Almost two-thirds of LabourList readers, in their survey out this weekend, think Labour’s Brexit policy over the past year has been Tory-lite, with insufficient differentiation from the government’s.
Labour rode both horses – ably – in the 2017 general election but now it is the repository of hope for many young people, some voting for the first time, who want Labour to wrestle back their future from Theresa May’s disastrous Brexit “at any costs”. A future outside the single market is not just severing many opportunities for these young people to study, work, and travel; it says a lot about Britain. Being in the world’s most developed multi-national social market does not just open Britain to the world, it is the best retort to the race to the bottom pressure that faces all capitalist countries. And young people know that.
Rupa Huq and Roger Liddle make this point strongly in the new issue of Progress magazine – arriving with subscribers in the coming days. They, rightly, argue that being in the single market is about “morals, not money”. But it is the agency it gives Britain to be a nation, in a continent, of standards. When nations act together they are not just in charge of the decisions they make, but their consequences too. Europe has “equally high” standard for workers, consumers and the environment because – by the very nature that they were decided together – nations know their nearest neighbour and likely competitor is not going to undercut them. Britain has more sovereignty, not less, because it pools it power with others. We might not always talk about the single market and customs unions in these values terms but the merits of the single market are well known to progressives.
We wanted to study whether single market membership is really an option, not whether it is desirable. It is available to Britain, and it is all in parliament’s gift. In fact it is in Jeremy Corbyn’s.
That is why Progress chair Alison McGovern and former shadow health secretary Heidi Alexander have launched the Labour campaign for the single market. While the Labour leadership’s new attitude towards the single market and customs union during the Brexit transition period is welcome, we need to put more pressure on to ensure that that position is built on, rather than watered down. The only way we can keep Britain in the single market is if Labour MPs lead the way.
Former government chief whip Hilary Armstrong, who knows better than most the practicalities of parliamentary votes, believes it is possible but “far from easy”. It will require a “more subtle approach to politics”, something “beyond the normal noise of political parties”. Those who wanted to support Chuka Umunna’s amendment to the Queen’s speech in July will need to be “let off the leash” from here on in, she argues.

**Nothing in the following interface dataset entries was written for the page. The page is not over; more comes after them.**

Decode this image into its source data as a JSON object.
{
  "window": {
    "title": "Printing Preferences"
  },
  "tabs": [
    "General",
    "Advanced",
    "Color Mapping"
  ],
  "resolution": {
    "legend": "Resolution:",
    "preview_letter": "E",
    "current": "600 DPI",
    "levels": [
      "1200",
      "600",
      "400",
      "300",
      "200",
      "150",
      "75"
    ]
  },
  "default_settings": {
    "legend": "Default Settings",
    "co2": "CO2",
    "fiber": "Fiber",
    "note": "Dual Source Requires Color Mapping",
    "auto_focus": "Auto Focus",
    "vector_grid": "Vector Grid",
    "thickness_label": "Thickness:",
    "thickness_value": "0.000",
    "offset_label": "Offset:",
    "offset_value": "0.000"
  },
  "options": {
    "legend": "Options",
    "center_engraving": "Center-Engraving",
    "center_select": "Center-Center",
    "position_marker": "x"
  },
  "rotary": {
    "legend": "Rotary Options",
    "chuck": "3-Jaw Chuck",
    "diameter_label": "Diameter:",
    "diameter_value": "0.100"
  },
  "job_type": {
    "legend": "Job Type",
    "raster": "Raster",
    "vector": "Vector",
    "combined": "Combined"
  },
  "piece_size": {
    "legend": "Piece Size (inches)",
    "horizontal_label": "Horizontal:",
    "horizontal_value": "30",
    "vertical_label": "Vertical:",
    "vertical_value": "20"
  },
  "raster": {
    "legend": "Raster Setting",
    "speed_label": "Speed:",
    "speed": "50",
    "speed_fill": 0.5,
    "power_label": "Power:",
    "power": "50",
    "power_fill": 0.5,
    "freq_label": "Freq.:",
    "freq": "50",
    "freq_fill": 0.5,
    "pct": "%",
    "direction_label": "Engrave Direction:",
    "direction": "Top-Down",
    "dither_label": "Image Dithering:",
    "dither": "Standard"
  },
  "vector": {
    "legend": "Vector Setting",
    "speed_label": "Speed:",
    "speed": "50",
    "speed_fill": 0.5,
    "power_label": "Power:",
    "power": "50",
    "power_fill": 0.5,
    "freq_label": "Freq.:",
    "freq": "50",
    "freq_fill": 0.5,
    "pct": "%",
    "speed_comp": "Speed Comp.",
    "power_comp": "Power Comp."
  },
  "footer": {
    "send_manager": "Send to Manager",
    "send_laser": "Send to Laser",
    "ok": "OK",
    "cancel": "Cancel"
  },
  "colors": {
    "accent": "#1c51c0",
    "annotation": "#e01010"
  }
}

“There is a balance to be struck”, argues our editorial. “If Corbyn puts the Labour frontbench and whole party behind keeping the UK in the single market and customs union it could scare off much-needed Tory MPs. If he continues to whip against there will not be enough available votes in parliament to win the position.” This will test the limits of Corbyn’s new politics but put beyond doubt that he is really committed to Westminster doing things differently.
Labour’s manifesto fix will not hold for much longer. The latest shift recognises this, but still leaves the dangerous possibility of a hard Brexit after a transition period. We still need to go further. It is time Corbyn listened to his members.
Richard Angell is director of Progress.